British Spy Who Inspired James Bond's 'M' Revealed As William Melville
Spymaster William Melville in 1906 (right), MI5 members in 1918 (left) and Judi Dench as M in the 1995 Bond film Goldeneye' One of the great espionage mysteries has finally been solved - the identity of the real-life inspiration behind M, James Bond's fictional boss.
A new biography, drawing on previously unseen government files, will unmask William Melville as"the Godfather of MI5" and the inspiration for Ian Fleming's M. Like all good spies, Melville carefully hid his true identity. Few outside the world of espionage have ever heard his name. But next month - more than 85 years after his death - Britain's first modern spymaster will get the credit he deserves.
Melville is referred to in the files as M, and it is now being claimed that Fleming used him and his epithet for the character in his James Bond novels. The new book, written by the historian and intelligence expert Andrew Cook, draws on family material from Ireland and New Zealand, along with closed official records, to reveal Melville as the brains behind Britain's embryonic security service.

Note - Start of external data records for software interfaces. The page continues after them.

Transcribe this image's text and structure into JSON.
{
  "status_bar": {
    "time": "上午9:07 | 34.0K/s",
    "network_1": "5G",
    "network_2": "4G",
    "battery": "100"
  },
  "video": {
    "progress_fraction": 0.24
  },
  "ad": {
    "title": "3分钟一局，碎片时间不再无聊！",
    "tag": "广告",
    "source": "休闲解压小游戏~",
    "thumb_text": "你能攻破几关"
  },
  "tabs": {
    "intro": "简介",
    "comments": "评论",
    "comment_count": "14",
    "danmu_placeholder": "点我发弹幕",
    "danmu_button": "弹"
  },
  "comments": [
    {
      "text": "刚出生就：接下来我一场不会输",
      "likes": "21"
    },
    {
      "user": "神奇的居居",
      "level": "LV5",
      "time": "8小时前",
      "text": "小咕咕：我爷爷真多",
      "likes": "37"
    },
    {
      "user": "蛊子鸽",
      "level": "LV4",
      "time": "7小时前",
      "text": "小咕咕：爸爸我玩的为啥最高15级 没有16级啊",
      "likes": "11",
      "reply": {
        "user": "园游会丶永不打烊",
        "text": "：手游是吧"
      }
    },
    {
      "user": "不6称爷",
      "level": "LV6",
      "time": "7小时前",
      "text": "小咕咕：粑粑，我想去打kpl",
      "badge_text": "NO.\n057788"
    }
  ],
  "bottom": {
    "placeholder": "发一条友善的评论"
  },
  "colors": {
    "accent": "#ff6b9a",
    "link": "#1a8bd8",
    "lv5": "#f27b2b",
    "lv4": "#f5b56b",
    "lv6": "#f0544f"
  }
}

A master of disguise, the ex-police officer and his team were at the heart of British counter-espionage during the First World War. Melville's exploits, which included enlisting the skills of Harry Houdini to train his operatives, went on to inspire Fleming, who worked for British Intelligence during the Second World War.
"People often discuss who the greatest spies were, but the really great spies are the ones we've never heard of," said Mr Cook."Melville was one of the most significant espionage operatives of the 20th century. He was the father figure of MI5. A lot of the things he pioneered are still in use today."
In M: MI5's First Spymaster, Mr Cook traces the roots of modern British Intelligence back to a tiny outfit founded by Melville in London's Victoria Street almost exactly 100 years ago.
"When Melville started in 1904, he was effectively posing as a private detective agency under one of his pseudonyms, William Morgan," said Mr Cook."Even then, he was acting as a focus for dealing with, and recruiting against, the German espionage network. In 1909, the organisation became the Secret Service Bureau."
comments powered by Disqus
- Stephanie Coontz’s work on the history of marriage cited by the Supreme Court.
- How Does It Feel To Have One’s Work as a Historian Cited by the Supreme Court? Cool. Very Cool. Thank You Very Much.
- NYT History Book Reviews: Who Got Noticed this Week?
- David Hackett Fischer wins $100,000 prize for lifetime achievement in military writing
- Russian historian slams Putin